* _Source material_:
↓↓↓
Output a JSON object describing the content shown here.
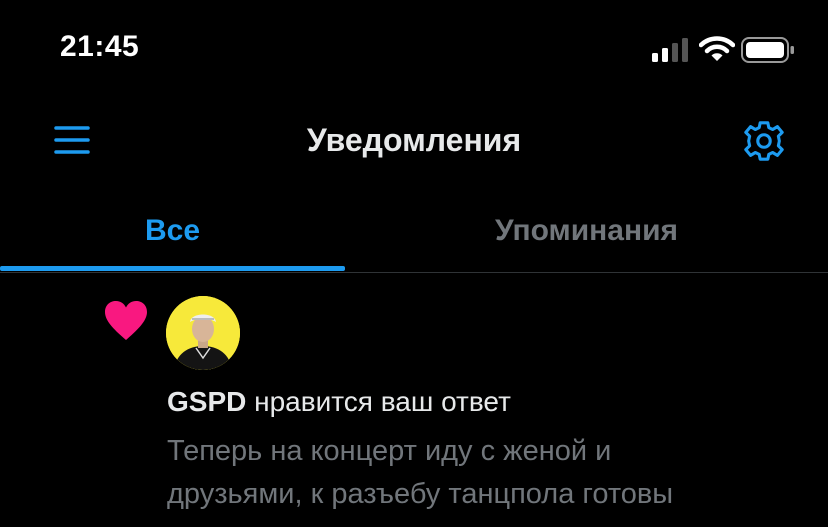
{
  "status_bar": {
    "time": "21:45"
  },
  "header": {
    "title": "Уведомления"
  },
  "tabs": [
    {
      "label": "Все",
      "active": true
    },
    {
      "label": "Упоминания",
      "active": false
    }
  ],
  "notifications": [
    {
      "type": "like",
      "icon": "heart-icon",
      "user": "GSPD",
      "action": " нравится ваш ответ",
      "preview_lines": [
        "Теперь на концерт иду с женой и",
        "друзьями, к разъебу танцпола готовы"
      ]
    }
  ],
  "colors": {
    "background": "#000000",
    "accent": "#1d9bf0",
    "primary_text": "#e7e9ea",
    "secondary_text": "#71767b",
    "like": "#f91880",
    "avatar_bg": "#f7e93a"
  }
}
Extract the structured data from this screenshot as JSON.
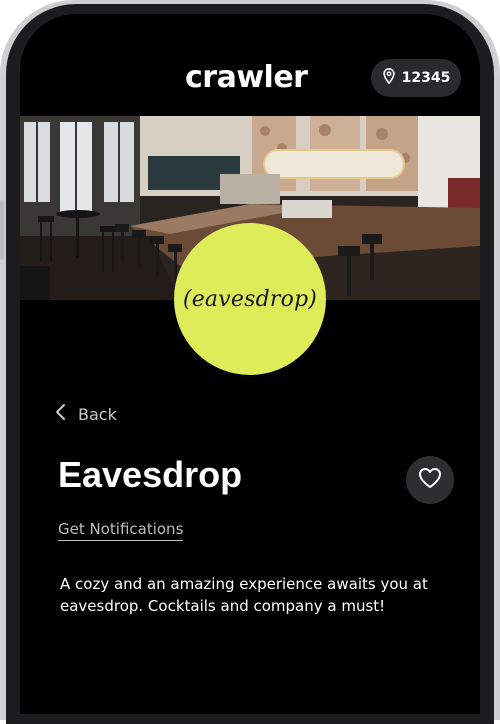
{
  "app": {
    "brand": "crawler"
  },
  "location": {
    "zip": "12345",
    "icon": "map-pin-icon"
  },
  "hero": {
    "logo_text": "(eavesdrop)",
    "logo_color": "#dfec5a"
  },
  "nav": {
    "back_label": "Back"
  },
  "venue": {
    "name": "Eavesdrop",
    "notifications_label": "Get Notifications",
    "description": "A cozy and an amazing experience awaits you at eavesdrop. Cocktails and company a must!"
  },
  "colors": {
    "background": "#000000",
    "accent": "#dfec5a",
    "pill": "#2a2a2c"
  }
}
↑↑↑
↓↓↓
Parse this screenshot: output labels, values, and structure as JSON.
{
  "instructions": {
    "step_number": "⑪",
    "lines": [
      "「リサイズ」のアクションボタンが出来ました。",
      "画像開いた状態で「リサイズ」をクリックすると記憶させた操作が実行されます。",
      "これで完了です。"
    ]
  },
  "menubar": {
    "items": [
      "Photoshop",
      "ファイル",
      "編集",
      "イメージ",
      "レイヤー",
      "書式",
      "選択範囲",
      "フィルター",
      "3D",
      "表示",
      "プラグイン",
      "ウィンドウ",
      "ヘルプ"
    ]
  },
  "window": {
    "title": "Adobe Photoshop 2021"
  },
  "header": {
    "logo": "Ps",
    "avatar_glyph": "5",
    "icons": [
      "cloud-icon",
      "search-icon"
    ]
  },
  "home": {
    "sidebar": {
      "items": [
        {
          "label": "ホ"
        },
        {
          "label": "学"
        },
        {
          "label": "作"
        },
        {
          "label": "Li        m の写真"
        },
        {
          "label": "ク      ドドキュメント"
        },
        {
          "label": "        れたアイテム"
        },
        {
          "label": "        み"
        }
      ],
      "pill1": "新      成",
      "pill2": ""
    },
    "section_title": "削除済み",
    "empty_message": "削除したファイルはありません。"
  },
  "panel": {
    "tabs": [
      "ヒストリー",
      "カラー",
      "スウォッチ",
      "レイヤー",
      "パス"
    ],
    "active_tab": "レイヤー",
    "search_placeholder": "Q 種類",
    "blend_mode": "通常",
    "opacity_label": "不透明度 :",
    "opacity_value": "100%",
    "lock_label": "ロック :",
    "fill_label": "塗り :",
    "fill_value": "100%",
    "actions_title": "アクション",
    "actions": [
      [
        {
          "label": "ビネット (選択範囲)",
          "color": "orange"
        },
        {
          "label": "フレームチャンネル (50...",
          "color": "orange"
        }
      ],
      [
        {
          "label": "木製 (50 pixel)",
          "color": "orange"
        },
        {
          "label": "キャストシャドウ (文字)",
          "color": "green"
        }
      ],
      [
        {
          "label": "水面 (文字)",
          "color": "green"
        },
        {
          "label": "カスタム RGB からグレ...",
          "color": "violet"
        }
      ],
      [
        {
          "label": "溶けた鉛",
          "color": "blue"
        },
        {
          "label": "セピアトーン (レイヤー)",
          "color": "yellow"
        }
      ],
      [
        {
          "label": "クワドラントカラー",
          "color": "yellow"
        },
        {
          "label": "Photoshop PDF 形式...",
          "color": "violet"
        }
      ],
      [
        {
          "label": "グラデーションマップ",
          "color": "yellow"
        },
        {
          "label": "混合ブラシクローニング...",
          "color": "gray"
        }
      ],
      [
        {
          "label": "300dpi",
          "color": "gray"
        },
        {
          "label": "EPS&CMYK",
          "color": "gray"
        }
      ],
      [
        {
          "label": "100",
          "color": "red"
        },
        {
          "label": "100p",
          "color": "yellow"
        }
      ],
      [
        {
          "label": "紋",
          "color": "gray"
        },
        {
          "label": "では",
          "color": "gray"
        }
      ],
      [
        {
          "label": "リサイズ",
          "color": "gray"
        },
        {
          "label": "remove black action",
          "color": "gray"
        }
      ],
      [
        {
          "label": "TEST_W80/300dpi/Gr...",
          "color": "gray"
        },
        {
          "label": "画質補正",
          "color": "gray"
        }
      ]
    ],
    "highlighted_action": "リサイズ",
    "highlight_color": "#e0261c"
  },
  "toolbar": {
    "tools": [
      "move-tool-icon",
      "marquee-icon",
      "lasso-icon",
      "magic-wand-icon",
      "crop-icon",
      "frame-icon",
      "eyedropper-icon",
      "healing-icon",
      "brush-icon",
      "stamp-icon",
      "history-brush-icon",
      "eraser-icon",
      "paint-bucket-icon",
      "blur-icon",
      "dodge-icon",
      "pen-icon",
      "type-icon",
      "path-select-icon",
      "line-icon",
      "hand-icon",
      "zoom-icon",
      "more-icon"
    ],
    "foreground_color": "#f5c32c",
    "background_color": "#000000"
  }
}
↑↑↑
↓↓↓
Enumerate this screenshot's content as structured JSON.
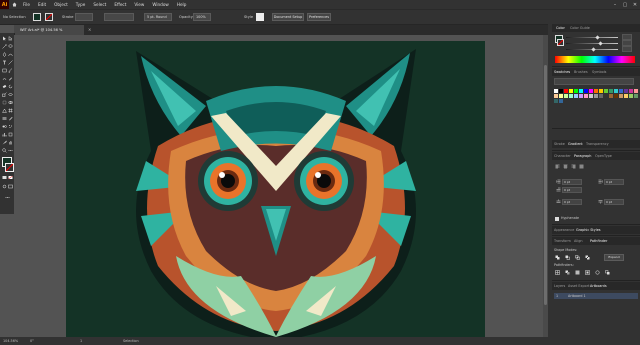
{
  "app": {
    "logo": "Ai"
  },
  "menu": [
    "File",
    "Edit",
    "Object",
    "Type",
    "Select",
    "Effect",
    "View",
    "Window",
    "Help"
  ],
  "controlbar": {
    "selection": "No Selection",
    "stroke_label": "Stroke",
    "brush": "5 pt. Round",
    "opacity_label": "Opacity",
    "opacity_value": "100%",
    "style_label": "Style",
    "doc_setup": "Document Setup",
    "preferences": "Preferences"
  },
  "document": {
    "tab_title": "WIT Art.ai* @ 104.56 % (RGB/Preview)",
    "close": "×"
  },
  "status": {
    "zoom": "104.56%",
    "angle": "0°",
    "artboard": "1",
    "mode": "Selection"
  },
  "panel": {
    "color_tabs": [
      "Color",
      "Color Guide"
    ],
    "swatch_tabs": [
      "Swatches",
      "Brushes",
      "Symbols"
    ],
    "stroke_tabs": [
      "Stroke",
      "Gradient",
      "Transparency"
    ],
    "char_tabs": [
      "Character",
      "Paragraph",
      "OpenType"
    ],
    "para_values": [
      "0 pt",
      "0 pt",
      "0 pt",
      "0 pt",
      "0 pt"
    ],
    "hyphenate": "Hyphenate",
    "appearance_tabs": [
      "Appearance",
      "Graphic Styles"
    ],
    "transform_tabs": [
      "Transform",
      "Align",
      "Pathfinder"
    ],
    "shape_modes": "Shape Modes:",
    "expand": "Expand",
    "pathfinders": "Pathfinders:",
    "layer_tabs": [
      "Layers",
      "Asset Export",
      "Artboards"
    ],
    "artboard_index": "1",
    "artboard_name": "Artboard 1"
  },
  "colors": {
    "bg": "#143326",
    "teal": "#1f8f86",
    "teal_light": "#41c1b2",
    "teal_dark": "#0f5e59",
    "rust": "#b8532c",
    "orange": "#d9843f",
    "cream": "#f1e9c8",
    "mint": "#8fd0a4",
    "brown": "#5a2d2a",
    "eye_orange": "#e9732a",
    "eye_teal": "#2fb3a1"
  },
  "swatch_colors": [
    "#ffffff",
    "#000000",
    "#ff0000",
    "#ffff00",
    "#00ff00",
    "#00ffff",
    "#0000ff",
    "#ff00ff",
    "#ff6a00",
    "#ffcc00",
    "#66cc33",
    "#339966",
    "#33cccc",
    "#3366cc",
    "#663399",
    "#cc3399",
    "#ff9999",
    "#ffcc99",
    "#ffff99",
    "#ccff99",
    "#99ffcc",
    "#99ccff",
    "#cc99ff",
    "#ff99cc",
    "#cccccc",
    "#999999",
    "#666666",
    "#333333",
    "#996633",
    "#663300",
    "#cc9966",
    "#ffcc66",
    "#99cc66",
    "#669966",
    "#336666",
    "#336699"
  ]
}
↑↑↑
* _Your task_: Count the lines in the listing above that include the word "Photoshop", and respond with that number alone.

* _Answer box_: 3